### To do:
Each line in the entries that has the word "马锡五审判方式与人民司法优良传统教学科研实践基地" has to be copied.

%%

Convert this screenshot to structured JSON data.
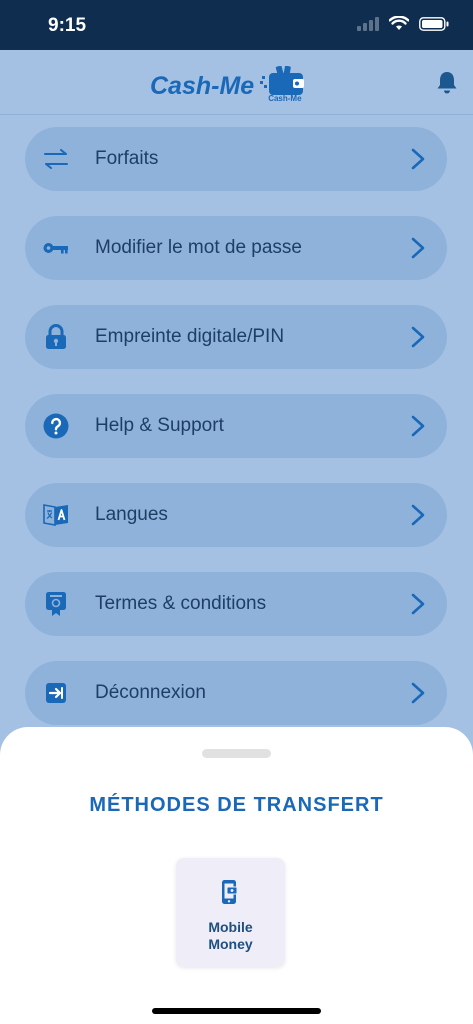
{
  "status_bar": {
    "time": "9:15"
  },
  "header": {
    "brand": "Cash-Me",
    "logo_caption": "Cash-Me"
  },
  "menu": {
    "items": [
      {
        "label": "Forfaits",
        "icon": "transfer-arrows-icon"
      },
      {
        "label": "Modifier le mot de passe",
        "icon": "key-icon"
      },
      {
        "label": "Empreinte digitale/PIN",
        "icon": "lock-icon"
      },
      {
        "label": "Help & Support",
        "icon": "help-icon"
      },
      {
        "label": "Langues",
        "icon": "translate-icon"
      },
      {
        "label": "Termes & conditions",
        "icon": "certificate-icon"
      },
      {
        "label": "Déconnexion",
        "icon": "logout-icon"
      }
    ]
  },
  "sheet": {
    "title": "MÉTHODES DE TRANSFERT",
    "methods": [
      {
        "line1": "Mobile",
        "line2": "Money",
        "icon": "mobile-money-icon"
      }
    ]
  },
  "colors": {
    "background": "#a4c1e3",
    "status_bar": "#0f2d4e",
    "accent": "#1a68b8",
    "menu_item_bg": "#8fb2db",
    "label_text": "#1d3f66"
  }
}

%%
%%

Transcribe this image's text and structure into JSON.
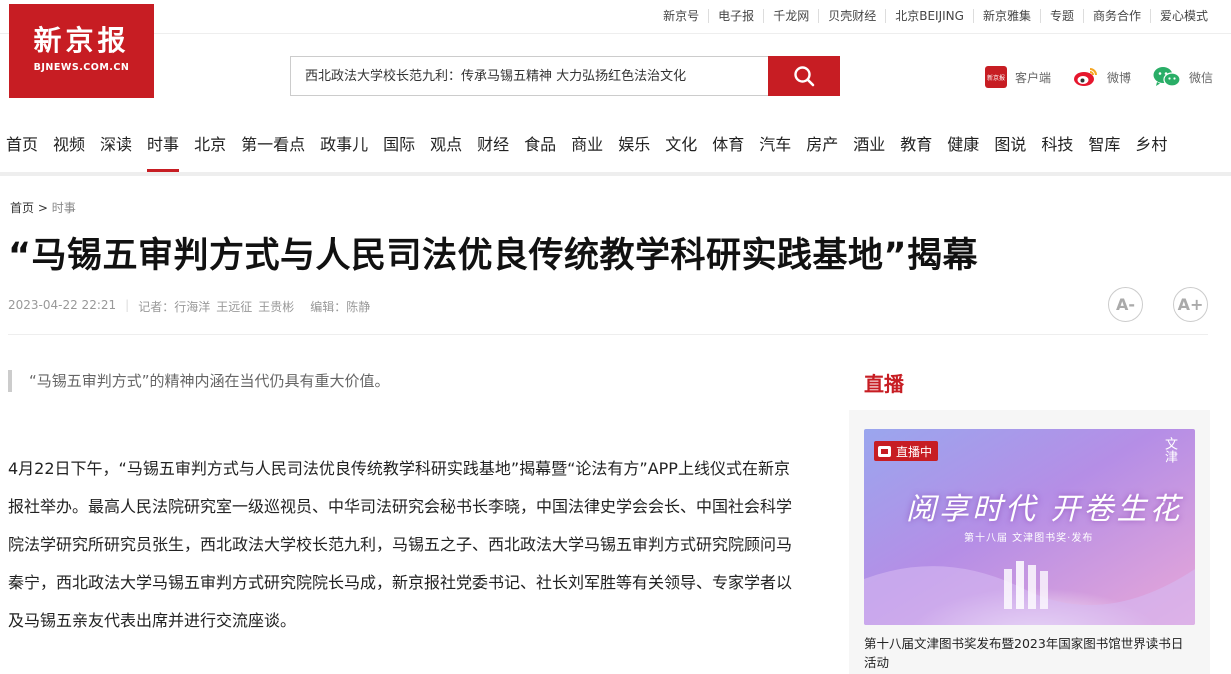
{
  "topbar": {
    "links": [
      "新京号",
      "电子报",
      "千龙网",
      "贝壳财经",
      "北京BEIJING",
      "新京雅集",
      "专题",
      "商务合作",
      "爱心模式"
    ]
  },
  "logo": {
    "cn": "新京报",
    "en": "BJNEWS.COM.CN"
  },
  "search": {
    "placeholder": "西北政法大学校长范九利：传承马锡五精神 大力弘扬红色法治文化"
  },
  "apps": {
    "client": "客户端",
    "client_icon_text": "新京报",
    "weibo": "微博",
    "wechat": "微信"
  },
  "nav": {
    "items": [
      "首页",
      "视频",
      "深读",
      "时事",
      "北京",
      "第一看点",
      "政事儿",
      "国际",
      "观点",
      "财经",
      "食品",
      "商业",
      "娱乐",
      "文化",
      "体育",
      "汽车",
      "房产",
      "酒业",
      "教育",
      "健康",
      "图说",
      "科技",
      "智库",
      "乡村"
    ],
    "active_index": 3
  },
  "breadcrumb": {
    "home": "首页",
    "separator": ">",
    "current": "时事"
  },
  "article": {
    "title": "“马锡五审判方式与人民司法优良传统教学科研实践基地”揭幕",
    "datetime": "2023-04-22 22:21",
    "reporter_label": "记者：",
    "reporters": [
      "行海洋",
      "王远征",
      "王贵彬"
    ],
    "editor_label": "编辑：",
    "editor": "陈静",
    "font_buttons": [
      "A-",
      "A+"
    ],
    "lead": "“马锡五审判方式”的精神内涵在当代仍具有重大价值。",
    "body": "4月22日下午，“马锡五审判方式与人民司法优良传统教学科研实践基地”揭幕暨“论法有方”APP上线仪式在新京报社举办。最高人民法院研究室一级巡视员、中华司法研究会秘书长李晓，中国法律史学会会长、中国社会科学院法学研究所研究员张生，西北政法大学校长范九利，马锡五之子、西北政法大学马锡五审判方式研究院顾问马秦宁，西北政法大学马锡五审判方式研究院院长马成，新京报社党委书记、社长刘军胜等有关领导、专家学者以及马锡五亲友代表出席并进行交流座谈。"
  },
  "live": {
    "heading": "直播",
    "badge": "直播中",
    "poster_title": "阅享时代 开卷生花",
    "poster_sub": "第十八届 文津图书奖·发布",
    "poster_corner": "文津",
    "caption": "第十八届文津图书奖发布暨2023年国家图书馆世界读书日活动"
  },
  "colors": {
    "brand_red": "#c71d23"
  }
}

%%

### Task solution:
    "title": "“马锡五审判方式与人民司法优良传统教学科研实践基地”揭幕",
    "body": "4月22日下午，“马锡五审判方式与人民司法优良传统教学科研实践基地”揭幕暨“论法有方”APP上线仪式在新京报社举办。最高人民法院研究室一级巡视员、中华司法研究会秘书长李晓，中国法律史学会会长、中国社会科学院法学研究所研究员张生，西北政法大学校长范九利，马锡五之子、西北政法大学马锡五审判方式研究院顾问马秦宁，西北政法大学马锡五审判方式研究院院长马成，新京报社党委书记、社长刘军胜等有关领导、专家学者以及马锡五亲友代表出席并进行交流座谈。"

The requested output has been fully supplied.